◆ **About this task**: Report the lines of the data below that contain the string "JSON".

App and web page records:
************

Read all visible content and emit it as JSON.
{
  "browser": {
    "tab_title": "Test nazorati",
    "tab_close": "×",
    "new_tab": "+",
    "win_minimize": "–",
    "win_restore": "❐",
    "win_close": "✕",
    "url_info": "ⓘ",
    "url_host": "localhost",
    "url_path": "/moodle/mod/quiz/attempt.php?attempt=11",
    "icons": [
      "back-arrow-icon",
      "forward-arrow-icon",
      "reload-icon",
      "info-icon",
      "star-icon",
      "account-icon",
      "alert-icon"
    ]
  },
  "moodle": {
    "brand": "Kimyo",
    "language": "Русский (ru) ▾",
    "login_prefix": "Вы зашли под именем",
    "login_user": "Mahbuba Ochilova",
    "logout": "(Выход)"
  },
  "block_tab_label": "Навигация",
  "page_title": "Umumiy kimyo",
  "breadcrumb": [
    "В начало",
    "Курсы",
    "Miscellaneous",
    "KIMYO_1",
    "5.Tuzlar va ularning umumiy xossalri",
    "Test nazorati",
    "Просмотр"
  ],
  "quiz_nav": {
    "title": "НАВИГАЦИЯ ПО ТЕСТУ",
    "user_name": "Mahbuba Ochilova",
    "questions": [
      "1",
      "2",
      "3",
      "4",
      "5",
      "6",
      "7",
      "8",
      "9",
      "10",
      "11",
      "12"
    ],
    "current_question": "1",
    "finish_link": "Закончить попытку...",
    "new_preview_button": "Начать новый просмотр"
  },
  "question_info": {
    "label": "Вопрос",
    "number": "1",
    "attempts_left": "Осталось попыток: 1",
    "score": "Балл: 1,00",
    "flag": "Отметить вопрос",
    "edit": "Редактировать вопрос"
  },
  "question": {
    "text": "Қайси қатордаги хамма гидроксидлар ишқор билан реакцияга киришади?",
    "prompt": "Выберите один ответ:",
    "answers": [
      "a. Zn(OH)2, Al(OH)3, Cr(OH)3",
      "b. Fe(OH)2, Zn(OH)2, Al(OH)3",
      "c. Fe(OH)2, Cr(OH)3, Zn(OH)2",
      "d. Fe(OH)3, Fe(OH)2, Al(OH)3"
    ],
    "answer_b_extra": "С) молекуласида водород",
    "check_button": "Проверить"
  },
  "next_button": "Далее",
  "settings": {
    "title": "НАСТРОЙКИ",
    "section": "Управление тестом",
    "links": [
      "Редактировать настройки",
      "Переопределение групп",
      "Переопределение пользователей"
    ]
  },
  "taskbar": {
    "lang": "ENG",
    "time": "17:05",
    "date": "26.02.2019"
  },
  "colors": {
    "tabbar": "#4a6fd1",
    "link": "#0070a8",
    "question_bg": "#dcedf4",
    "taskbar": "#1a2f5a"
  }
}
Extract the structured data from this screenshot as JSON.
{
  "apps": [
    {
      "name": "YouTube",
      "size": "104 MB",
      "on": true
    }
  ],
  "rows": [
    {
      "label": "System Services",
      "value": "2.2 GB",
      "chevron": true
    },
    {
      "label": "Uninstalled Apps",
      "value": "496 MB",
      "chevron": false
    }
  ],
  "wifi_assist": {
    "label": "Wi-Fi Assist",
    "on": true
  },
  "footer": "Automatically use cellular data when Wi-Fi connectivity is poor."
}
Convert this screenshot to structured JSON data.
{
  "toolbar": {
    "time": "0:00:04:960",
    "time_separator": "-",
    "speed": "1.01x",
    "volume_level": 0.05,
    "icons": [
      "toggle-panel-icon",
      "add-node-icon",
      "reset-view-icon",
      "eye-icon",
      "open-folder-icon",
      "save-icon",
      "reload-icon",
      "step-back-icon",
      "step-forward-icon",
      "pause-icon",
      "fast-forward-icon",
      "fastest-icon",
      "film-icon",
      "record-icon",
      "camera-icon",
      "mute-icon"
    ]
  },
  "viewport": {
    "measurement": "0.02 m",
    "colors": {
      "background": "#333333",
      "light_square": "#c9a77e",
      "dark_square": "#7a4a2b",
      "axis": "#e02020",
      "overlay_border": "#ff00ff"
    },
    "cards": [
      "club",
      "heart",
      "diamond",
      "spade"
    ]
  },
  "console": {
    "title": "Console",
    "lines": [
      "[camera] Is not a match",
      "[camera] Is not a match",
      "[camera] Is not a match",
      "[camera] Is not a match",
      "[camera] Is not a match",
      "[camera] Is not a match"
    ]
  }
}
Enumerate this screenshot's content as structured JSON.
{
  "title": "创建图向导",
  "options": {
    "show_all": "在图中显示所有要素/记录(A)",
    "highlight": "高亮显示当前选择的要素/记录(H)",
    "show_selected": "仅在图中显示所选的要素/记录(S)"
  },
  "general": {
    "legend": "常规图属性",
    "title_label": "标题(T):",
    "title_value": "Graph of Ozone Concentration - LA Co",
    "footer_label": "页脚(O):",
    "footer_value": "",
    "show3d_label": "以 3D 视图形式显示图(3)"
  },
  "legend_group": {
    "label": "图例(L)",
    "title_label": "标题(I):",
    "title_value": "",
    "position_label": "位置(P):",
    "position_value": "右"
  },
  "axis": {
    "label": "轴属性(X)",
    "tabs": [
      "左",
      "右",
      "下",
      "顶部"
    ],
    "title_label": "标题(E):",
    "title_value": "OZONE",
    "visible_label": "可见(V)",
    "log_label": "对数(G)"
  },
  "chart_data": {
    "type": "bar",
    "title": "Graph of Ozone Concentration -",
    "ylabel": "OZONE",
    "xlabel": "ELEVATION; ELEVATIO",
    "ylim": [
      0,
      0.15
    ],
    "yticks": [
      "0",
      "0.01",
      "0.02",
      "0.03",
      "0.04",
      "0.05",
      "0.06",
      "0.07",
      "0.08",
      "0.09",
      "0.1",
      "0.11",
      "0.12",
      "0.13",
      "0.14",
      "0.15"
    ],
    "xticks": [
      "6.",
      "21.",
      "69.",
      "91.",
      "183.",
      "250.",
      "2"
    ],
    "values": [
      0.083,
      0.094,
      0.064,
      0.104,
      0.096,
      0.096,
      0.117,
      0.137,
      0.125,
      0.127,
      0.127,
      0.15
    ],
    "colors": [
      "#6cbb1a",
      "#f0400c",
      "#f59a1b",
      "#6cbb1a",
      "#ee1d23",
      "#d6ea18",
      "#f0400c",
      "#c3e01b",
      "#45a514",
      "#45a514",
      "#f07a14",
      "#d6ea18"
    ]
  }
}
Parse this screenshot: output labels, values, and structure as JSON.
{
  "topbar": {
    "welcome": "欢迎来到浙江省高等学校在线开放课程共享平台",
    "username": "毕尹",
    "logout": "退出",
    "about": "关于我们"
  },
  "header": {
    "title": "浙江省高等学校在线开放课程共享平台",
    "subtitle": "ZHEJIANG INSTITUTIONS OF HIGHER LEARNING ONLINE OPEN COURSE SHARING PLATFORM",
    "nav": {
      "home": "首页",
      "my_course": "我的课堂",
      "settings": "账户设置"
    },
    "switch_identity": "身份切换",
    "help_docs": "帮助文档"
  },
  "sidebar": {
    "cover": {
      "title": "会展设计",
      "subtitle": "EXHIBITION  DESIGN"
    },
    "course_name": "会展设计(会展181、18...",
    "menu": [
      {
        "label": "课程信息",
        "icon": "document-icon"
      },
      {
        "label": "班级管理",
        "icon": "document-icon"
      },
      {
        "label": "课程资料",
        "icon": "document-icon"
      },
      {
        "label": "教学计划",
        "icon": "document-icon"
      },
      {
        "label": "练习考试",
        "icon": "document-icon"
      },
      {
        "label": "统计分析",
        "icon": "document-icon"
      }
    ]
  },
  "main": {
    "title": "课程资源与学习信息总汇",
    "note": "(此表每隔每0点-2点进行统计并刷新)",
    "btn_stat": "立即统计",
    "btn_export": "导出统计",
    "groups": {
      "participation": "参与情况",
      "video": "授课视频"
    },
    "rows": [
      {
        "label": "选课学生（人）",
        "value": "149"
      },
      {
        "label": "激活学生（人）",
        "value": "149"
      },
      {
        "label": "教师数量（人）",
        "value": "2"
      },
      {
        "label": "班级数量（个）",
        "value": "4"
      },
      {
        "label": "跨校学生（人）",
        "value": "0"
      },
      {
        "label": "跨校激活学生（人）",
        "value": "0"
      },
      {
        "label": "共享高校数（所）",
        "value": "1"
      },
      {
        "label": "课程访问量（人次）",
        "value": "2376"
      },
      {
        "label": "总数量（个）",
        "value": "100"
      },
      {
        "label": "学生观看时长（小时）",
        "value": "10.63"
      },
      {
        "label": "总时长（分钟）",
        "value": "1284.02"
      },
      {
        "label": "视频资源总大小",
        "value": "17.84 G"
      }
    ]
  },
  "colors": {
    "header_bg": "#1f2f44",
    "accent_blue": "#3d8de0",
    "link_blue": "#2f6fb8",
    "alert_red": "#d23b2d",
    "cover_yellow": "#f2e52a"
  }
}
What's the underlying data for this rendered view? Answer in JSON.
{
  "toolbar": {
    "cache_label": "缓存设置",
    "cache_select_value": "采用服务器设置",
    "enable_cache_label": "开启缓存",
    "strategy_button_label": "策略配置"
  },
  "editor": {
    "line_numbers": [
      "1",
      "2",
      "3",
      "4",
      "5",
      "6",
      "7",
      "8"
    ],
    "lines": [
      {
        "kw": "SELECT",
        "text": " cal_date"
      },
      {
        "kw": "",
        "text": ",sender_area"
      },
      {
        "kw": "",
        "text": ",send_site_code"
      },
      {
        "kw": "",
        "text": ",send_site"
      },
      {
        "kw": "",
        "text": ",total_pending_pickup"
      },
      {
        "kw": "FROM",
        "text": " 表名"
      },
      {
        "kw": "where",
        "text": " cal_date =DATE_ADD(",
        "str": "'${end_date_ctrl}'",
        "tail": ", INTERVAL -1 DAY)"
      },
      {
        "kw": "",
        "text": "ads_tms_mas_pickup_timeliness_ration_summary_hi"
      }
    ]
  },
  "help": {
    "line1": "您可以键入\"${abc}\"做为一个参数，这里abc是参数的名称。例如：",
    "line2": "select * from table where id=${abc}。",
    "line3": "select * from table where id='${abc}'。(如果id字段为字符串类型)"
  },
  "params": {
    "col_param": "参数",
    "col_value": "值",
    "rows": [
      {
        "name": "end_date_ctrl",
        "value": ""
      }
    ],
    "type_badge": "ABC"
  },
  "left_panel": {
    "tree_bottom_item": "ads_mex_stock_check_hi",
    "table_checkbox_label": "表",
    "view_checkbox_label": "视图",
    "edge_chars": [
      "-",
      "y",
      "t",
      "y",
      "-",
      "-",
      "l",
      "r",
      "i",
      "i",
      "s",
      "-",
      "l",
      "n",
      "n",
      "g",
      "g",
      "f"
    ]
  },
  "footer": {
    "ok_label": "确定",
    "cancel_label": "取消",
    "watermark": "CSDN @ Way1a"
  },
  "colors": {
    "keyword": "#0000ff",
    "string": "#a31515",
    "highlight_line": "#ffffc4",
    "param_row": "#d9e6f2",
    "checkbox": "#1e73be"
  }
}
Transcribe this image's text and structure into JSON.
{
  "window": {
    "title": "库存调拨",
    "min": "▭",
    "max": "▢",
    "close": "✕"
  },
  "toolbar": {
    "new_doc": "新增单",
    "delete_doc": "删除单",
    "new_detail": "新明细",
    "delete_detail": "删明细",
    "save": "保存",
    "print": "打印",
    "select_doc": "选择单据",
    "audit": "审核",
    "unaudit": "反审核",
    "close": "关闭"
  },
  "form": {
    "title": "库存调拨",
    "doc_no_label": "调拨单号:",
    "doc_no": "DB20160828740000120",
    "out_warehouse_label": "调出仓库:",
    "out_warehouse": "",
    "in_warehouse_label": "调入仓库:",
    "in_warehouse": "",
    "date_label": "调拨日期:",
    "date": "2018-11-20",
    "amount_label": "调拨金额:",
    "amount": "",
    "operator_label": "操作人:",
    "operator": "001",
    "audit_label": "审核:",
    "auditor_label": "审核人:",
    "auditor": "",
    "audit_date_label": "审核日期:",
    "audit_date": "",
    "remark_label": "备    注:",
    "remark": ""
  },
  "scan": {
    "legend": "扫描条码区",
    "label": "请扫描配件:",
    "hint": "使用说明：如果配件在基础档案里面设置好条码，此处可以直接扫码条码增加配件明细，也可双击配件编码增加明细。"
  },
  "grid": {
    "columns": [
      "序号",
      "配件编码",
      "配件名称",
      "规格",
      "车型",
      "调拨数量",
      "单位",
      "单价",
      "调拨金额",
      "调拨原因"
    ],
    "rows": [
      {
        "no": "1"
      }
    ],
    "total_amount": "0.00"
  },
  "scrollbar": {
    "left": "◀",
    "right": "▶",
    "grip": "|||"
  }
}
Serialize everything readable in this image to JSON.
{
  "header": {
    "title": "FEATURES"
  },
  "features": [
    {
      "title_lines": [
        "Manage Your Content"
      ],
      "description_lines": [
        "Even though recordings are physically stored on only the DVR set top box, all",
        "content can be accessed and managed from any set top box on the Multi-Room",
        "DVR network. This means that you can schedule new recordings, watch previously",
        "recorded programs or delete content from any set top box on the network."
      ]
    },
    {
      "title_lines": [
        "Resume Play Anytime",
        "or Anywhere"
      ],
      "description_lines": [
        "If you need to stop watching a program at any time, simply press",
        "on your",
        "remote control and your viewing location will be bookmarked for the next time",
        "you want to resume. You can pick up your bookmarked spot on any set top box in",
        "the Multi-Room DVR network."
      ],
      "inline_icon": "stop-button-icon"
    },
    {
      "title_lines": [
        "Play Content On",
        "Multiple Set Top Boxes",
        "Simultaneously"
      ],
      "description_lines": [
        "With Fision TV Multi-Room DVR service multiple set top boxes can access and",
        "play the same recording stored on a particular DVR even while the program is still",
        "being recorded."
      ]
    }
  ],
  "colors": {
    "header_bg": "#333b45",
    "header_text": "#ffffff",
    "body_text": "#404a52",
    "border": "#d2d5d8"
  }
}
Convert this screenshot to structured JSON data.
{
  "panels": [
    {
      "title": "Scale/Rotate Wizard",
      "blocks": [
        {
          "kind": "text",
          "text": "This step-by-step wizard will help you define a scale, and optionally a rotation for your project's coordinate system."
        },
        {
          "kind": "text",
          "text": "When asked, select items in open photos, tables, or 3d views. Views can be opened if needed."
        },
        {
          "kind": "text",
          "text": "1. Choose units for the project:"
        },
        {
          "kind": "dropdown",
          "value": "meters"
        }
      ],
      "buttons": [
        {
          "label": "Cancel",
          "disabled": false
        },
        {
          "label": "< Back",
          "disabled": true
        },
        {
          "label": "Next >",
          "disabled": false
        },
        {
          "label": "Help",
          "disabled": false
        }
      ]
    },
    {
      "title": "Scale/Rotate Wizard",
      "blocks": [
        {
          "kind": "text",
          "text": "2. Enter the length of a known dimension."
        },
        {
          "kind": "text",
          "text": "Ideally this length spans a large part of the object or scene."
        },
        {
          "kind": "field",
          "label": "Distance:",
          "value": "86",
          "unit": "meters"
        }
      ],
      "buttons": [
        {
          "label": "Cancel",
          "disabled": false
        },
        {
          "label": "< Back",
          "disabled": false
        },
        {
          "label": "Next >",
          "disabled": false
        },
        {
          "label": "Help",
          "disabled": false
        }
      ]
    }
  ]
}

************

◆ **Reply**:
Read all visible content and emit it as JSON.
Extract the structured data from this screenshot as JSON.
Convert this screenshot to structured JSON data.
Enumerate this screenshot's content as structured JSON.
Parse this screenshot: output labels, values, and structure as JSON.
What's the underlying data for this rendered view? Answer in JSON.
Transcribe this image's text and structure into JSON.
Serialize everything readable in this image to JSON.
Convert this screenshot to structured JSON data.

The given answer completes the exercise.